Beyond Quotas: Making Work Meaningful in Japan
Japanese companies are required to staff about two percent of their workforces with people with disabilities, but many individuals remain unemployed, underemployed, or stuck in jobs for which they are ill-suited.
In a new collaboration with U.S. and Japanese universities and Sega Sammy Holdings Inc., ICI’s Global Disability Rights and Inclusion group will study these gaps and create customized tools that promote meaningful employment and the social inclusion of people with disabilities in Japan.
The project, funded by the U.S. Embassy, Tokyo, is called Making Employment Meaningful for People with Disabilities: A US-Japan Partnership.
ICI’s Renáta Tichá, principal investigator, and Brian Abery, co-principal investigator, will work with academic partners University of Wisconsin-River Falls, Hiroshima University, and University of Tokyo, as well as Sega Sammy, a large, integrated entertainment company that is interested in further developing its hiring program for people with disabilities.
“We’re trying to build inclusive education throughout the world, but what happens to students with disabilities after they leave school is also of critical importance,” Tichá said. “By partnering with employers and schools, we are building expertise and materials that will help people with disabilities and their families access better opportunities.”

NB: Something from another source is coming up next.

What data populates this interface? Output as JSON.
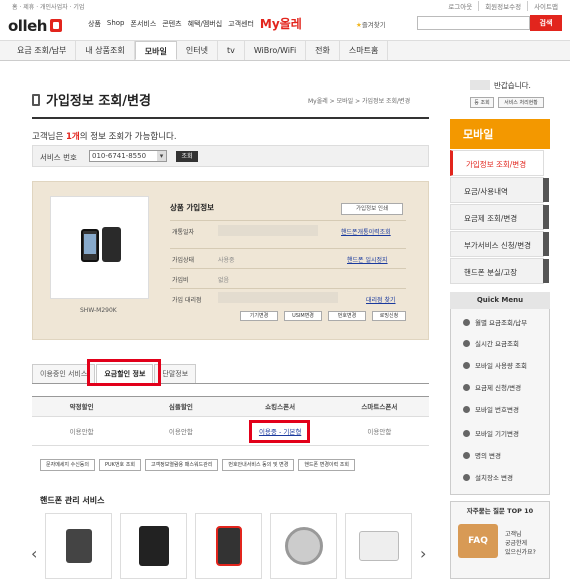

A key component of the work will be to more fully develop the concept of self-determination, or the ability of people with disabilities to control aspects of their lives that are important to them, in Japan.
“Self-determination has been introduced in Japan, but the concept is a little different there,” said Satomi Shinde, a professor at University of Wisconsin-River Falls. “We’re excited to see a company like Sega Sammy being interested in true inclusion and in making employment more meaningful to people.”
In addition to making workplaces more inclusive, the efforts also have a business case. Finding ways to unlock unique skills, rather than simply training all workers with disabilities to do repetitive tasks, has broad implications for companies as they seek greater efficiencies through advancing technologies.
“In our previous work in eastern Europe we met a mother of someone with an intellectual disability who approached every company in her city until she found an employer willing to hire her daughter for a skilled position. Six months later the company came back to the mother asking her to introduce them to more workers like her daughter,” said Abery. “Customized employment is about getting people to the point where employers can see through the disability to the person and their gifts and capacities.”
That recognition becomes even more important as Sega Sammy and other large employers weather the economic storm created by the pandemic, Abery said. As more companies grapple with job cuts this year, he said, the ones that have focused on developing a broad spectrum of talent will be the ones with the most productive workforces.
The project officially begins Feb. 1, and will include interviews and focus groups in Japan to determine the areas of greatest need. Two fact-finding visits, one in Japan and one in Minnesota, are also planned as a way to expose Japanese educators and others to customized employment programs in the United States. Eventually, the group expects to publish Japanese-language materials for educators and employers.
“Building this area of expertise and sharing these materials is important for ICI’s Global Disability Rights and Inclusion area, and will lay the groundwork for future partnerships and projects,” Tichá said.